When asked why he doesn’t manage to do the things he sets out to, he often says, “I was just feeling lazy.” In moments when he comes out of denial, however, he can see that he doesn’t want to go the the gym because he feels ashamed of how he looks having gained 50-plus pounds since his wife died. He can also see that he doesn’t want to work on his resume because he’s afraid he’s “too old” to get a job and he’s also ashamed that he has been out of work for so long—even though he quit his job to care for his dying wife. He doesn’t want to reach out to friends either, because their pity makes him feel worse and seems to amplify his grief.
Underneath his “laziness” is shame, fear, and grief.
When we name the emotion we are feeling—or trying not to feel—we give ourselves the chance to work through it and let it go, rather than stuffing it down where it gains strength and velocity, much like an infected wound. This doesn’t happen all at once; it has taken countless “namings” for Fred to realize the power of his emotional wounds, but each naming provides a sense of insight and relief. That moment of relief, multiplied by however many times we need to enact it, is what can ultimately lead to greater self-understanding, compassion, and acceptance. When we accurately name a scary emotion, we let a piece of it go, and when we do that, we can allow ourselves to truly rest and heal.
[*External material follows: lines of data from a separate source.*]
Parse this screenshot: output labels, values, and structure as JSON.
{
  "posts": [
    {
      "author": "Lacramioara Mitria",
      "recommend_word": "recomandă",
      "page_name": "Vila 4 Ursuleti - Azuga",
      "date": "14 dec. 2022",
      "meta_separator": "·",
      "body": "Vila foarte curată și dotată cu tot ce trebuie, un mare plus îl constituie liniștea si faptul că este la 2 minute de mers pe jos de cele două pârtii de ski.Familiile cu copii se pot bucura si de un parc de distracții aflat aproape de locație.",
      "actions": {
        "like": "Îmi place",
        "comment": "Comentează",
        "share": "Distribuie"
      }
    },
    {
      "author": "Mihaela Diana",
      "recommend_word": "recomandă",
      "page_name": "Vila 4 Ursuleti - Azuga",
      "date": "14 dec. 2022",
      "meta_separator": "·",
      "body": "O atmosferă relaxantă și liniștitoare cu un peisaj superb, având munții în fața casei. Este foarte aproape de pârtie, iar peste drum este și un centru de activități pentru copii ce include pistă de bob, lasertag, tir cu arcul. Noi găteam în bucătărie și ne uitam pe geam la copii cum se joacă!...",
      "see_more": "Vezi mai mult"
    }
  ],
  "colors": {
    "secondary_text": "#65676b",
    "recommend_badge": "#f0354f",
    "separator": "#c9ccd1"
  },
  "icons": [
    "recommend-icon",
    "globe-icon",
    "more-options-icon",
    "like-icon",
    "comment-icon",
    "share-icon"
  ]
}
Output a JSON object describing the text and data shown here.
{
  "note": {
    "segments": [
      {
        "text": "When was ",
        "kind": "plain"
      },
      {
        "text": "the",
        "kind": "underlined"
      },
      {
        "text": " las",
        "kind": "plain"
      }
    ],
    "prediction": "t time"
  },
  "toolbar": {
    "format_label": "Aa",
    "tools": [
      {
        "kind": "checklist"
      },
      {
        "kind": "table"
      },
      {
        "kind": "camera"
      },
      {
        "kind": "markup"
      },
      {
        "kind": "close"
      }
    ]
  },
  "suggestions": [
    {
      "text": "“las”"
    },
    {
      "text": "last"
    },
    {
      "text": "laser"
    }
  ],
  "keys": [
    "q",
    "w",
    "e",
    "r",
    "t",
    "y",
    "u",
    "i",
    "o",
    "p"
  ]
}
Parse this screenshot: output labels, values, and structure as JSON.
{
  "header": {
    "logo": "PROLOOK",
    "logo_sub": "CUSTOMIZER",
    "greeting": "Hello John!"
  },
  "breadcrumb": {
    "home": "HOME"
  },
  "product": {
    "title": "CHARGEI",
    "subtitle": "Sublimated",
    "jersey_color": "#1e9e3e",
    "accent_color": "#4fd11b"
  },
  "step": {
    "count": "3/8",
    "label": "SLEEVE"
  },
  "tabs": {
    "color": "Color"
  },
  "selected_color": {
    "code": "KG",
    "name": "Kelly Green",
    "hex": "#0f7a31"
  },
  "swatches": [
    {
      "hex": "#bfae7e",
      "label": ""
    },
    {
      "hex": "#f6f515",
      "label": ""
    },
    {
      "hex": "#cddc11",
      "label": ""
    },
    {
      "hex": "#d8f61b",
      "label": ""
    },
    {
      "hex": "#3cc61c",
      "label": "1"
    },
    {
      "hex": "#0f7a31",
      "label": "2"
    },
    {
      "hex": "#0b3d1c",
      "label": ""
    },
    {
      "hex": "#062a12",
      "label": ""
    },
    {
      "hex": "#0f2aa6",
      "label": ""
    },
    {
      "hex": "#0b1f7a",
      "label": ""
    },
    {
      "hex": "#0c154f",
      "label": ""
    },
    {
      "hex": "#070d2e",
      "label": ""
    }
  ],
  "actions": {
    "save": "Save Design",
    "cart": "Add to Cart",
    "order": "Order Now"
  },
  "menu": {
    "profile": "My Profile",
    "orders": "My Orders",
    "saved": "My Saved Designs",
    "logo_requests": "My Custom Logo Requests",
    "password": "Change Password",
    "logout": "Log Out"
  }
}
When we feel lazy, it is a sign that something important is going on. It means we should slow down for a second and check in to establish how best to take care of ourselves. We may just need a restorative break from our challenging lives, to do a little emotional work, or both, but if we can figure out what the real issue is, we’ll have a much better chance of responding to it in a productive way and becoming more consistently energized and healthy over time.